  • I liked how you describe becoming the dwell- I hadn’t thought of the word in that way. I have a close friend who struggles with mental health issues and there have been times when I’ve gone over the past wondering if there is something I could have done differently, or else exhausted myself taking on too much responsibility and trying to fix things. I’m eventually learning there are limits to what I can do and that I need to be still and dwell in God and trust him with the situation- not always easy!
    Carly recently posted…Dwelling In His ShelterMy Profile

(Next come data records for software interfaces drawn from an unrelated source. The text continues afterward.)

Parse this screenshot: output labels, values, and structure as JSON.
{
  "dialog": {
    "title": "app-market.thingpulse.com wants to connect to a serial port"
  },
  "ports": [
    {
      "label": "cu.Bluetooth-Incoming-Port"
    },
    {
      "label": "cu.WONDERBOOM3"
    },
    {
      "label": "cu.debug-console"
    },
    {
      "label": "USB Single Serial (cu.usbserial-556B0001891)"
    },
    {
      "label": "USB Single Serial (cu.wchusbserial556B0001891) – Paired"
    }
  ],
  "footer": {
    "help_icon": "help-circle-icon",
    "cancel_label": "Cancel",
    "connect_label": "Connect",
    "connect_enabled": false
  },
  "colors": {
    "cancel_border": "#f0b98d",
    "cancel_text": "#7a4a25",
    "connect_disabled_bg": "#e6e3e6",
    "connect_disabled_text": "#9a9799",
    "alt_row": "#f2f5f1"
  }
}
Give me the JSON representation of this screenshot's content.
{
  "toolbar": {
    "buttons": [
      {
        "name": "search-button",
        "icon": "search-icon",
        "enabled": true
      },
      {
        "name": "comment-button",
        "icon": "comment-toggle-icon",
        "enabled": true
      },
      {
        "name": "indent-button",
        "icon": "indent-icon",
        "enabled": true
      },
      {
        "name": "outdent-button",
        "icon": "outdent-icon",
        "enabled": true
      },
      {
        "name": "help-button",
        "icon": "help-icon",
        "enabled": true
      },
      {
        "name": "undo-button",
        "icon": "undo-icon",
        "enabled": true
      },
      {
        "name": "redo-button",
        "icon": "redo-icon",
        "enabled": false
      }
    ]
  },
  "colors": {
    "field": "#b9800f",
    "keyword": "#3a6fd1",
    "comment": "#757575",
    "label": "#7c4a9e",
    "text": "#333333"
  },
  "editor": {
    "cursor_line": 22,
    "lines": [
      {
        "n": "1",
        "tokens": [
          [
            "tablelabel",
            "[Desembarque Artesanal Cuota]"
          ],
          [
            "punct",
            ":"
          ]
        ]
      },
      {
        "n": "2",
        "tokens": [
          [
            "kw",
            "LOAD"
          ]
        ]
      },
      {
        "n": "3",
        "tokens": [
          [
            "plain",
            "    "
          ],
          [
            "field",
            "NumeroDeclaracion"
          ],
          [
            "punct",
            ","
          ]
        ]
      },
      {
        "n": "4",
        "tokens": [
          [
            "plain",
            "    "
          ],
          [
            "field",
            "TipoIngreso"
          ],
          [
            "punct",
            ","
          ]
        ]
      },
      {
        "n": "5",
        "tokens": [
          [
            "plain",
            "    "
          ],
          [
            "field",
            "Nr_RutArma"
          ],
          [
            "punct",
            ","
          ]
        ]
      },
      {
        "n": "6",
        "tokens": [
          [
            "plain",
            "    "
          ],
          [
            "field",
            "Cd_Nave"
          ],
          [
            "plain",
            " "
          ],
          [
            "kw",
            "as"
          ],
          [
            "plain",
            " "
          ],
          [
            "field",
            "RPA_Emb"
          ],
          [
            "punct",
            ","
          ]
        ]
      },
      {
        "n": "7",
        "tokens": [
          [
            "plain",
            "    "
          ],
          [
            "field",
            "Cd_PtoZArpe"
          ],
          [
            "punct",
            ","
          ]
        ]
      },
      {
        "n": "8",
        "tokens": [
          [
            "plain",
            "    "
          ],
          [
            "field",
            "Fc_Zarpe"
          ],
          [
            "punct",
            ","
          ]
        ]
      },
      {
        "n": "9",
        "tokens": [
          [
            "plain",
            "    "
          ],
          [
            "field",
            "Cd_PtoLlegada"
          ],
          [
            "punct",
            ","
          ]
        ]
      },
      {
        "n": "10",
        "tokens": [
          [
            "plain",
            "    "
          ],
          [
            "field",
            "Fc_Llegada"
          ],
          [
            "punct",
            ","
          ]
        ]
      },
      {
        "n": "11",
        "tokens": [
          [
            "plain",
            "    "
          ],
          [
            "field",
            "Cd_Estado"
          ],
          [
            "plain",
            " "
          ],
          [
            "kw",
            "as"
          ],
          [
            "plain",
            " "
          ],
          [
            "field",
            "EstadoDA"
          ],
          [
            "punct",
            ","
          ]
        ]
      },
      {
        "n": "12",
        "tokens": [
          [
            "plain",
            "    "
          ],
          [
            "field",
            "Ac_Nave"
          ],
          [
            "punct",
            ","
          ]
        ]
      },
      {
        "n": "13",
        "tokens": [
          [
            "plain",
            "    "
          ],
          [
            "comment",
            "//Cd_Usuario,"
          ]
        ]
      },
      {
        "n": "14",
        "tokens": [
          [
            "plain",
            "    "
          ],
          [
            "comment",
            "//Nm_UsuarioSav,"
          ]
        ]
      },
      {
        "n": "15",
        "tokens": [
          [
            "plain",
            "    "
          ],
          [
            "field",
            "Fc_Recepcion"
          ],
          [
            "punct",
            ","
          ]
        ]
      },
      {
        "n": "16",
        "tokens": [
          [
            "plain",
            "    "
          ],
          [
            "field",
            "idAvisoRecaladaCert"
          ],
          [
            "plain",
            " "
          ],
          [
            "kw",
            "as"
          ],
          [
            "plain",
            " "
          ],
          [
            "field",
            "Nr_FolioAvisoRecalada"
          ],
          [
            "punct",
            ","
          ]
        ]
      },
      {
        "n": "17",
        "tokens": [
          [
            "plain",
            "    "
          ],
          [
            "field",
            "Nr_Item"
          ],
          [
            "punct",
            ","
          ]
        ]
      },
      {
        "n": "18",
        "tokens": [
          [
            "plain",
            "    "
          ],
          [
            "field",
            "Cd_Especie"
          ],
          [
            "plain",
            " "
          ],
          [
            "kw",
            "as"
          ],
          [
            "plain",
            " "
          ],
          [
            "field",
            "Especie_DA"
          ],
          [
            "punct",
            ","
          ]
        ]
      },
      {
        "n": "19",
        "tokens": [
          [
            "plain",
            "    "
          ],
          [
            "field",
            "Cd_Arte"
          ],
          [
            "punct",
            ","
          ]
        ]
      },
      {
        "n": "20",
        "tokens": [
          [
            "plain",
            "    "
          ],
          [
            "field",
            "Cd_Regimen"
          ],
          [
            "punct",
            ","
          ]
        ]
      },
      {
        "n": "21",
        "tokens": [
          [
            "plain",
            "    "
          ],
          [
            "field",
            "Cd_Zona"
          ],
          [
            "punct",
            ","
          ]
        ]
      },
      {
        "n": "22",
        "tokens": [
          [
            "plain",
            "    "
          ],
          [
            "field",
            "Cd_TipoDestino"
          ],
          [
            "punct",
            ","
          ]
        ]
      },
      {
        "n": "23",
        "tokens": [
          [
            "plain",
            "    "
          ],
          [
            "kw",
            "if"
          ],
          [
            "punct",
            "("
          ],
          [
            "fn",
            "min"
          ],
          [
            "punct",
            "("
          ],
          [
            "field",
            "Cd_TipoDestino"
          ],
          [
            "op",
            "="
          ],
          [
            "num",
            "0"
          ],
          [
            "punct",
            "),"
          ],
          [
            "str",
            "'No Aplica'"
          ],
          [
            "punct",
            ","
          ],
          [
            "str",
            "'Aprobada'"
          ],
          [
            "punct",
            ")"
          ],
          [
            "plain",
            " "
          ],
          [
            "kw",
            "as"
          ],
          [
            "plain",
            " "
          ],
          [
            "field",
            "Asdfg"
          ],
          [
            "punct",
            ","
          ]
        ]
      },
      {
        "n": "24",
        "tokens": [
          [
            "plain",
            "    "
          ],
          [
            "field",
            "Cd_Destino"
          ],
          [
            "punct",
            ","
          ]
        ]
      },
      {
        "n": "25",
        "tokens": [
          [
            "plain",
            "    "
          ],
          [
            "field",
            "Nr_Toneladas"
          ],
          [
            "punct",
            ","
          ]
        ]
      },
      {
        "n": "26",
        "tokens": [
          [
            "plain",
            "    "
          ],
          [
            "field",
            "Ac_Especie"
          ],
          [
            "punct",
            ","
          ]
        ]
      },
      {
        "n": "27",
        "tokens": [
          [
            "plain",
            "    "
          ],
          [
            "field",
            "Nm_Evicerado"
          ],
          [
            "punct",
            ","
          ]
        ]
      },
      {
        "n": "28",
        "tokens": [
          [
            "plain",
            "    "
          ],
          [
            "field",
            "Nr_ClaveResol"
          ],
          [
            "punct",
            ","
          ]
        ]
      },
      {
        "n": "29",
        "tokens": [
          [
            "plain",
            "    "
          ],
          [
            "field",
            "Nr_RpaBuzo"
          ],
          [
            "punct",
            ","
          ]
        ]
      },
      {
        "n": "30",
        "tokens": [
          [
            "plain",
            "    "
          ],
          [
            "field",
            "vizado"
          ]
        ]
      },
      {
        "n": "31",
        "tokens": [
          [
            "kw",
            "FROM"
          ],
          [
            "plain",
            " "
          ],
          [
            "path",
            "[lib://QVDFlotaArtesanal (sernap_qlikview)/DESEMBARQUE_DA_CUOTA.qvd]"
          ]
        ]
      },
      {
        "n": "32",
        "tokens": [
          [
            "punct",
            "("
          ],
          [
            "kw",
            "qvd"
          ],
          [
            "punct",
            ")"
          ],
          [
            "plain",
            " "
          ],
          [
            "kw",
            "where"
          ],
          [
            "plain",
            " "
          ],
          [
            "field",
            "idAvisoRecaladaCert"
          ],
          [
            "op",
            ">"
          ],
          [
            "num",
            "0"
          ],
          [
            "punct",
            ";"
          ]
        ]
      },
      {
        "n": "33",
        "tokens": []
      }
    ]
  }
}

    • You’ve got that right! It’s not always easy. But God is always there to sustain us! I’m definintely learning to let go of the absurd notion that someone else’s destiny rests in my hands. After all, God assures us the HE has the whole world in his hands.
      Anita Ojeda recently posted…Forgiveness and Caregiving Create Amazing ChangesMy Profile

  • Amen! The “what ifs” suck the life out of us. Pointing and looking to Jesus is going to bring us life every time. Happy weekend!
    Mary Geisen recently posted…Five Minute Friday ~ DwellMy Profile

  • I’m sure you’ve heard it before, but it bears repeating: None of it is your fault. Life is hard and sometimes things fall to pieces. But our God is a Master at putting those pieces back together in an amazing way.

    Thank you for reminding me that my job isn’t to beat myself up, but rather to exalt Him. I needed to hear that today.
    Marie recently posted…Five Minute Friday: DwellMy Profile

  • I wondered, after I wrote, if anyone would take up the negative aspect of dwell… the harder, often more real aspect, if we are honest! Thank you for being consistently that! Love you, friend!
    ~Karrilee~ recently posted…Dwell… A Five Minute Friday PostMy Profile

  • I remember when my kids were little being so afraid I would make mistakes with them. Finally I realized it’s going to happen no matter what because I am fallible. And in the case of bipolar disorder – I don’t think anyone knows what to look for or what to do until they walk through it with someone. I’, so thankful God redeems our mistakes and works to bring about His best in situations.
    Barbara H. recently posted…Friday’s Fave FiveMy Profile

  • I am so happy you write about this journey of yours. Mental health is hard… As you know I have PTSD and that has manifest itself in soo many ways in my life, but I never considered how difficult it is on my family to see me going through it all and feeling helpless. Your family is so blessed to have you researching and learning. I would be proud to call you mom!! Many hugs to you sweet friend!!
    Marisa recently posted…Those Bars #ISurvivedMy Profile

  • Dwell, the noun. Interesting twist my smart friend!
    Susan Shipe recently posted…new solutions to file awayMy Profile